Critical Mass Cycling
Critical Mass rides are environmental and bicycle activist that celebrate access to roads and streets with the concept of safety in numbers. It is a strategy for public awareness that bicycles are on the road and for some, a voice of dissent, often causing traffic jams and having motorist yield to the cyclists, requiring detours. Starting in Stockholm, Sweden in the 1970’s there are now 300 cities worldwide hosting Critical Mass rides. Typically they are held on the first Friday of the month during evening rush hour traffic. Probably the most notorious critical mass was in New York City during the 2004 Republican National Convention. I was a part of this spectacle and witnessed several random cyclists get beaten and arrested. There were over 260 arrests and New York City had to pay out nearly a million dollars in a civil lawsuit.

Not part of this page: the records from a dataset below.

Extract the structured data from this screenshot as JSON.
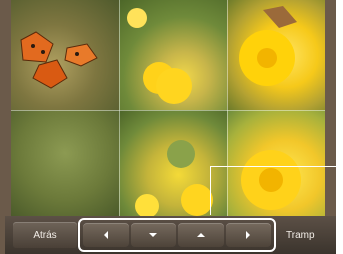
{
  "toolbar": {
    "back_label": "Atrás",
    "trap_label": "Tramp"
  },
  "arrows": [
    {
      "icon": "arrow-left-icon"
    },
    {
      "icon": "arrow-down-icon"
    },
    {
      "icon": "arrow-up-icon"
    },
    {
      "icon": "arrow-right-icon"
    }
  ],
  "colors": {
    "toolbar": "#4a4037",
    "highlight": "#ffffff",
    "frame": "#6b5a4a"
  }
}
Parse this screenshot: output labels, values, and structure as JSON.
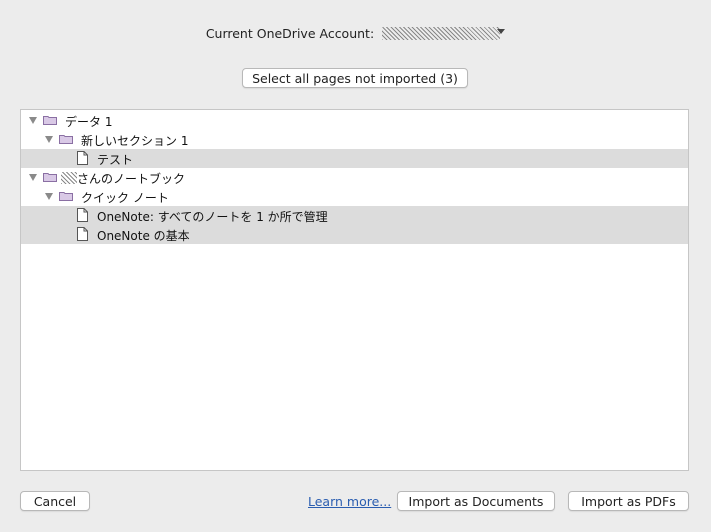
{
  "account": {
    "label": "Current OneDrive Account:",
    "value": ""
  },
  "select_all_button": {
    "label": "Select all pages not imported (3)"
  },
  "tree": {
    "rows": [
      {
        "label": "データ 1",
        "type": "notebook",
        "level": 0,
        "expanded": true,
        "selected": false
      },
      {
        "label": "新しいセクション 1",
        "type": "section",
        "level": 1,
        "expanded": true,
        "selected": false
      },
      {
        "label": "テスト",
        "type": "page",
        "level": 2,
        "selected": true
      },
      {
        "label": "さんのノートブック",
        "type": "notebook",
        "level": 0,
        "expanded": true,
        "selected": false,
        "prefix_redacted": true
      },
      {
        "label": "クイック ノート",
        "type": "section",
        "level": 1,
        "expanded": true,
        "selected": false
      },
      {
        "label": "OneNote: すべてのノートを 1 か所で管理",
        "type": "page",
        "level": 2,
        "selected": true
      },
      {
        "label": "OneNote の基本",
        "type": "page",
        "level": 2,
        "selected": true
      }
    ]
  },
  "footer": {
    "cancel_label": "Cancel",
    "learn_more_label": "Learn more...",
    "import_documents_label": "Import as Documents",
    "import_pdfs_label": "Import as PDFs"
  },
  "colors": {
    "background": "#ececec",
    "selected_row": "#dcdcdc",
    "link": "#2a5db0",
    "folder_fill": "#d9c9e6",
    "folder_stroke": "#8a6fa3"
  }
}
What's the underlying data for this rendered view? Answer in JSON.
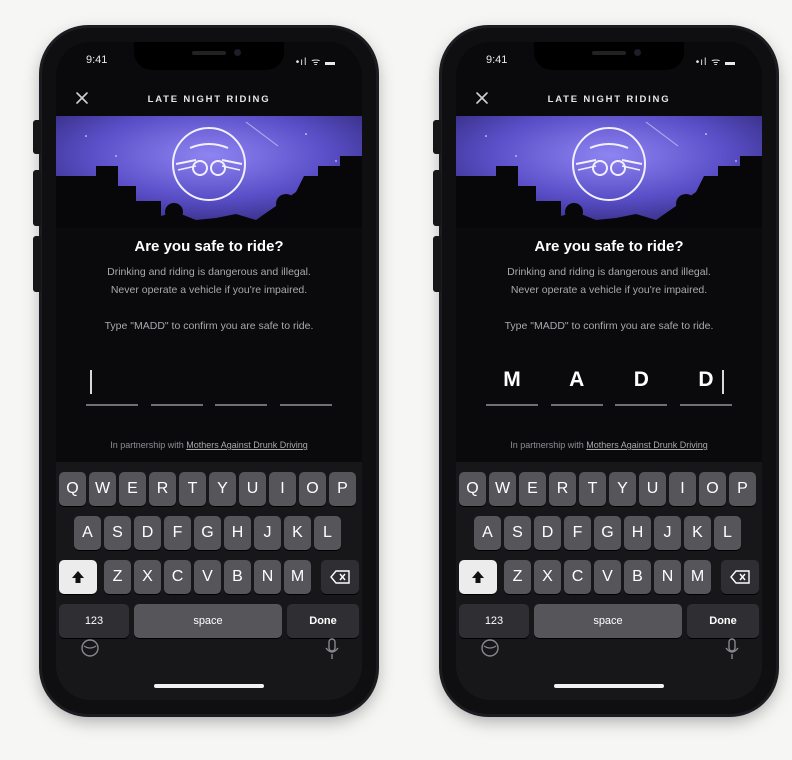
{
  "status": {
    "time": "9:41",
    "icons": "•ıl ᯤ ▬"
  },
  "nav": {
    "title": "LATE NIGHT RIDING"
  },
  "prompt": {
    "headline": "Are you safe to ride?",
    "body_line1": "Drinking and riding is dangerous and illegal.",
    "body_line2": "Never operate a vehicle if you're impaired.",
    "instruction": "Type \"MADD\" to confirm you are safe to ride."
  },
  "partnership": {
    "prefix": "In partnership with",
    "link": "Mothers Against Drunk Driving"
  },
  "screens": [
    {
      "code": [
        "",
        "",
        "",
        ""
      ]
    },
    {
      "code": [
        "M",
        "A",
        "D",
        "D"
      ]
    }
  ],
  "keyboard": {
    "row1": [
      "Q",
      "W",
      "E",
      "R",
      "T",
      "Y",
      "U",
      "I",
      "O",
      "P"
    ],
    "row2": [
      "A",
      "S",
      "D",
      "F",
      "G",
      "H",
      "J",
      "K",
      "L"
    ],
    "row3": [
      "Z",
      "X",
      "C",
      "V",
      "B",
      "N",
      "M"
    ],
    "numbers_key": "123",
    "space_key": "space",
    "done_key": "Done"
  },
  "colors": {
    "hero_purple": "#5b4fc8",
    "background": "#0a0a0c",
    "accent_white": "#ffffff"
  },
  "icons": [
    "close-icon",
    "bird-logo-icon",
    "shift-icon",
    "backspace-icon",
    "globe-icon",
    "mic-icon"
  ]
}
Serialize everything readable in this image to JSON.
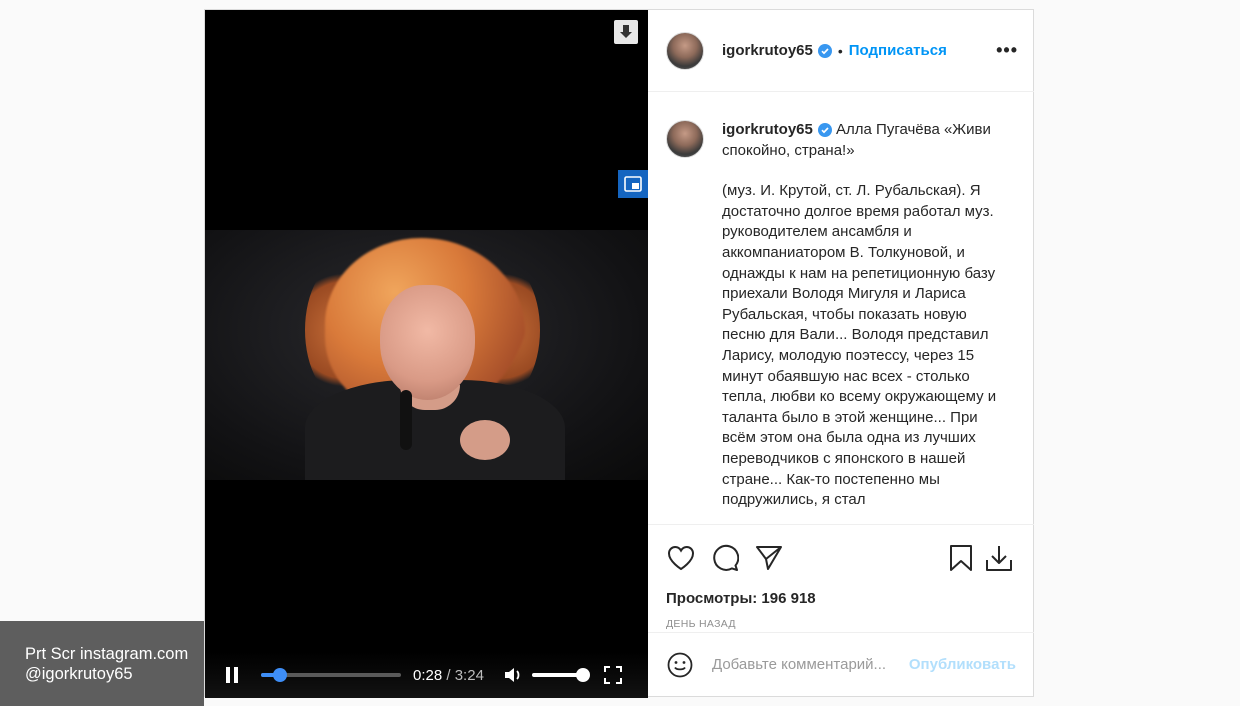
{
  "video": {
    "current_time": "0:28",
    "total_time": "3:24",
    "separator": " / ",
    "progress": 0.137,
    "volume": 1.0
  },
  "header": {
    "username": "igorkrutoy65",
    "dot": "•",
    "follow_label": "Подписаться",
    "more_label": "•••"
  },
  "caption": {
    "username": "igorkrutoy65",
    "title": "Алла Пугачёва «Живи спокойно, страна!»",
    "body": "(муз. И. Крутой, ст. Л. Рубальская). Я достаточно долгое время работал муз. руководителем ансамбля и аккомпаниатором В. Толкуновой, и однажды к нам на репетиционную базу приехали Володя Мигуля и Лариса Рубальская, чтобы показать новую песню для Вали... Володя представил Ларису, молодую поэтессу, через 15 минут обаявшую нас всех - столько тепла, любви ко всему окружающему и таланта было в этой женщине... При всём этом она была одна из лучших переводчиков с японского в нашей стране... Как-то постепенно мы подружились, я стал"
  },
  "stats": {
    "views_label": "Просмотры: 196 918",
    "posted_ago": "ДЕНЬ НАЗАД"
  },
  "comment": {
    "placeholder": "Добавьте комментарий...",
    "publish_label": "Опубликовать"
  },
  "watermark": {
    "line1": "Prt Scr instagram.com",
    "line2": "@igorkrutoy65"
  },
  "colors": {
    "accent": "#0095f6",
    "verified": "#3897f0",
    "seek": "#3e8ef7",
    "publish_disabled": "#b2dffc"
  },
  "icons": [
    "download-icon",
    "picture-in-picture-icon",
    "pause-icon",
    "volume-icon",
    "fullscreen-icon",
    "verified-icon",
    "heart-icon",
    "comment-icon",
    "share-icon",
    "bookmark-icon",
    "save-download-icon",
    "emoji-icon"
  ]
}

Enchanted Something or Another
It is now early summer and I’m back in New Mexico. I’m taking refuge underneath a large juniper tree; it is going to be a long summer. The mid-day desert sun reminds me how light-colored my skin is, unlike the Navajo or those of Conquistador ancestry. I’m riding back to Santa Fe from Eldorado on a railroad grade trail. This was my daily commute for several months and today I’m just riding from a routine medical appointment. I was admiring the expansive panoramic view, wild flowers, bright cobalt sky when I heard a clunk! My left crank arm and pedal fell off. I stopped and opened my daypack only to discover that my multi-tool kit was at home because that morning I had switched bags and failed to put the tool-kit back. With no Allen tool I was forced to ride the remaining five miles with one crank and pedal. At first I cursed myself, just the thought of having to do this seemed formidable; but then it occurred to me that I have done this before. Why worry now?
The Affair Continues
It didn’t matter that my pedal fell off because I was with my bike. After all these years together my bike never disappoints. My affair with the bicycle has been going on for more than four decades and the positive memories abound, with just me and my bike taking on various challenges: forty-mile commutes, twenty-four hour races, blizzards, desert heat, epic rides on the backbone of the Rocky Mountains. When I feel the endorphins, everything is placid in my world.
And I still remember vividly when I was a boy and my father took the training wheels off my first bicycle. On my first-ever real bicycle ride, I rode right into my neighbors freshly painted garage door. I fell down, hurt myself. However, the thrill of riding a bike motivated me to do it again. That door could not stop me. Little did I know that one day this would become a metaphor for my life; and despite the odds, I would do it again and again and again. This would become My Cycle.
© Dennis Dodson, 2015
References for Images
Bike Train image from
http://www.theguardian.com/environment/bike-blog/2011/jun/10/brighton-bike-train who attribute Photograph to: www.biketrain.org
Critical Mass Cycling